The brown rat arrived in England during the 18th century and quickly supplanted the native black rat. By the end of the 19th century these creatures were swarming around the sewers and cellars of Victorian London.
Rat-catching was a popular profession among London’s poor, who were well acquainted with these creatures. In 1851, Henry Mayhew published London Labour and the London Poor, a ground-breaking examination of the condition and lives of London’s underclass. In volume III, he wrote of the lives of the ‘Street-Folk’. Here he described he life and time of Jack Black.
The first time I ever saw Mr Black was in the streets of London, at the corner of Hart Street, where he was exhibiting the rapid effects of his rat poison, by placing some of it in the mouth of a living animal. He had a cart then with rats painted on the panels, and at the tailboard, where he stood lecturing, he had a kind of stage rigged up, on which were cages filled with rats, and pills, and poison packages.
Here I saw him dip his hand into this cage of rats and take out as many as he could hold, a feat which generally caused an ‘oh!’ of wonder to escape from the crowd, especially when they observed that his hands were unbitten. Women more particularly shuddered when they beheld him place some half-dozen of the dusty-looking brutes within his shirt next his skin; and men swore the animals had been tamed, as he let them run up his arms like squirrels, and the people gathered round beheld them sitting on his shoulders cleaning their faces with their front-paws, or rising up on their hind legs like little kangaroos, and sniffing about his ears and cheeks.
But those who knew Mr Black better, were well aware that the animals he took up in his hand were as wild as any of the rats in the sewers of London, and that the only mystery in the exhibition was that of a man having courage enough to undertake the work.
[B]lack told Mayhew that he had started catching rats at the age of nine, and by the early 1840s he was rat-catcher for various government departments in London, which included the Royal Palaces occupied by the Queen. Well-trained ferrets and terriers were the tools of his trade.
Like many a successful 19th-century entrepreneur, Black [right] was one-part showman. To advertise his business, he took to exhibiting in the streets wearing a striking costume of what leather breeches, a green coat and scarlet waistcoat, and a gold band round the hat, with leather belt embellished with cast iron rats worn sash-like across his body.
Not only did Black destroy the vermin, but he also supplied them for use in ratting competitions held in taverns, where terriers fought live rats [above] while their masters bet on their prowess at killing the rodents.
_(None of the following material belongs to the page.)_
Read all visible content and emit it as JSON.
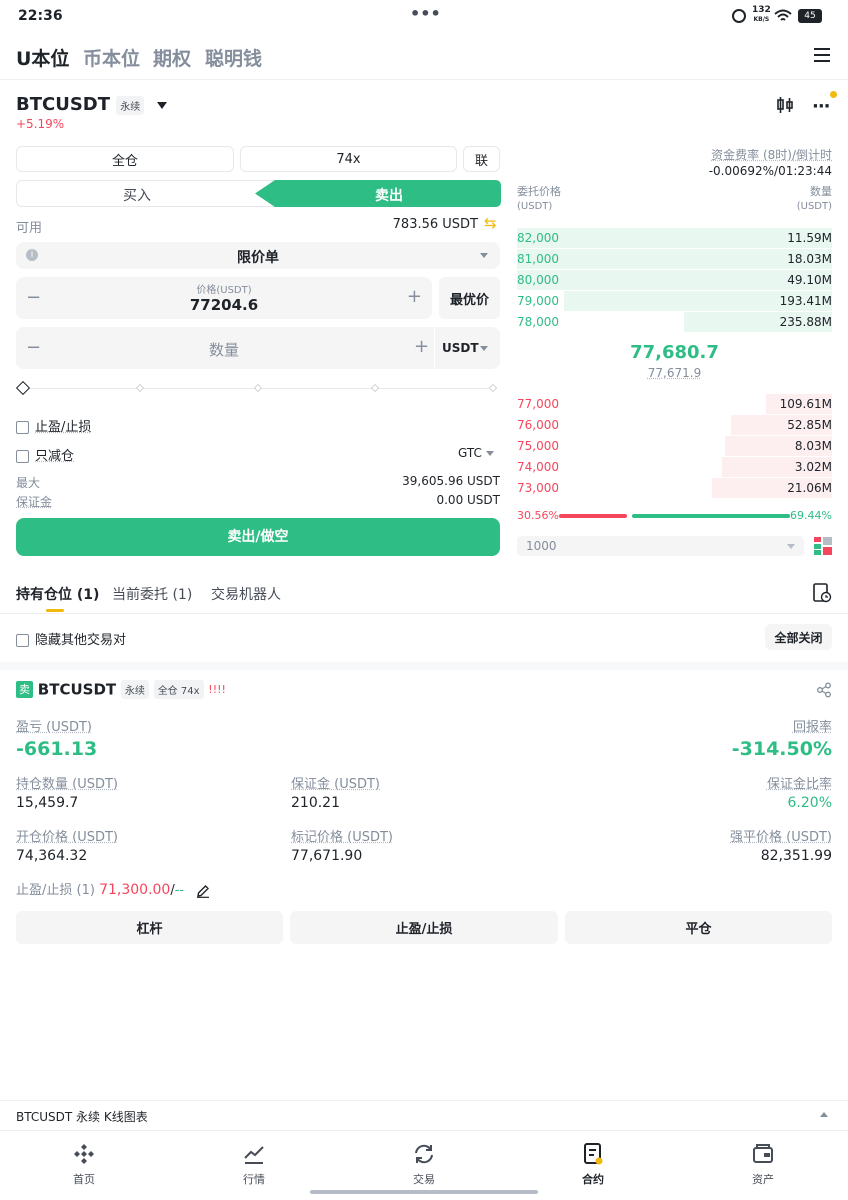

He appears also to have eaten them. “Moist as rabbits, and quite a nice”, was how he described them.
Black was reported to be ‘the most fearless handler of rats of any man living’, and Mayhew witnessed it himself when, at a public display, Black placed half a dozen rats (taken directly from the sewers) inside his shirt while delivering a sales pitch on the rapid effects of rat poison.
He was covered in scars and on his own account he had been at death’s door three times through rat bites.
When he caught any unusually coloured rats, he bred them to establish new colour varieties. He would sell his home-bred domesticated coloured rats as pets, mainly, ‘to well-bred young ladies to keep in squirrel cages’. In this way the keeping of domesticated rats was established.
Featured picture: Jack Black and the Wistar Rat © P. Burns Terrierman’s Daily Dose